The most common symptoms of COVID-19 (coronavirus) are:

COVID-19 symptoms can be like symptoms of coldflu or hay fever.

Less common symptoms

  • loss or change to your sense of smell or taste – this could mean they’re completely gone or just different to normal
  • nasal congestion (runny or blocked nose)
  • conjunctivitis (also known as red eye or pink eye)
  • sore throat
  • headache
  • muscle or joint pain (aches and pains)
  • different types of skin rash
  • nausea or vomiting
  • diarrhoea
  • chills or dizziness
Severe symptoms

You may not have all of the symptoms or your symptoms may be mild.

You can still get infected if you are fully vaccinated. But your symptoms may be mild.

It can take up to 14 days after you are infected for symptoms to show. You can spread COVID-19 during this time.

If you have symptoms of COVID-19

If you have any symptoms of COVID-19, even mild ones, you should:

Do these even if you completed your first round of COVID-19 vaccination, had a booster, or had COVID-19 in the past.

Certain groups of people with symptoms should get a COVID-19 test.

Symptoms may present differently in different age groups and with different variants of the virus. Some symptoms may also be confused with common cold, hay-fever or flu. If you have any new symptoms, even if mild, self-isolate and arrange a COVID-19 test by either phoning your GP, booking online or going to a test centre.

This link can be used to book a test:

Self-isolation – (stay in your room). Self-isolation means staying indoors in a room on your own if possible, and completely avoiding contact with other people, including others in your household. Self-isolation is for people who have had a Reverse Transcription Polymerase Chain Reaction (RT-PCR) test that shows they have COVID-19 and also for people who are thought to have COVID-19, but are still waiting for a test or test result.

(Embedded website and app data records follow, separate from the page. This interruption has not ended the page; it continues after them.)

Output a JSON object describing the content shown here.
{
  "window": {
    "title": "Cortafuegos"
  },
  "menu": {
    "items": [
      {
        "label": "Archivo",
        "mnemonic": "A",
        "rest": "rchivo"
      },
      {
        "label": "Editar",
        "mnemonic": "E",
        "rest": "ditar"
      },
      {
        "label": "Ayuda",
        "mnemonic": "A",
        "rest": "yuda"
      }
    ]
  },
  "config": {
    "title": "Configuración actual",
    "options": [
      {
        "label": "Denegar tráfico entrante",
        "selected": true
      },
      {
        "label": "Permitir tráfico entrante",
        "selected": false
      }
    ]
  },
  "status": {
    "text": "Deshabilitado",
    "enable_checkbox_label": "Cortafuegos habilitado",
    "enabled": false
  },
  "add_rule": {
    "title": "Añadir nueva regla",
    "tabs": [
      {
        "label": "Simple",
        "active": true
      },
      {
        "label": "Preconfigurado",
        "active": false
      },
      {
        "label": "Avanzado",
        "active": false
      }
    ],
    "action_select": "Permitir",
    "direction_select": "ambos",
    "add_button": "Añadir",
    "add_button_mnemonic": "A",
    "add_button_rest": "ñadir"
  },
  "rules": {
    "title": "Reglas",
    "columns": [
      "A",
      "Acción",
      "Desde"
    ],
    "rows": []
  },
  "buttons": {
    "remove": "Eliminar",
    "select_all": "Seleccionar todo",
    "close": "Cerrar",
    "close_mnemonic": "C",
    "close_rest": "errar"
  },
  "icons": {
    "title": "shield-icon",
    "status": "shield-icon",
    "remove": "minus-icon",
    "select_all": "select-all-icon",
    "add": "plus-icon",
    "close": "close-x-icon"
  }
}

Restricting movement – (stay at home). Restricting movements means staying at home and avoiding contact with other people and social situations as much as possible. Restricting movement is for people who do not have signs of COVID-19 but who may be at higher risk of getting COVID-19 because they were exposed to a particular risk.

These guidelines do not include information for those who have recently returned from a designated state. Please see for information for those returning from designated states.
If you are a health care worker, please refer to occupational health guidelines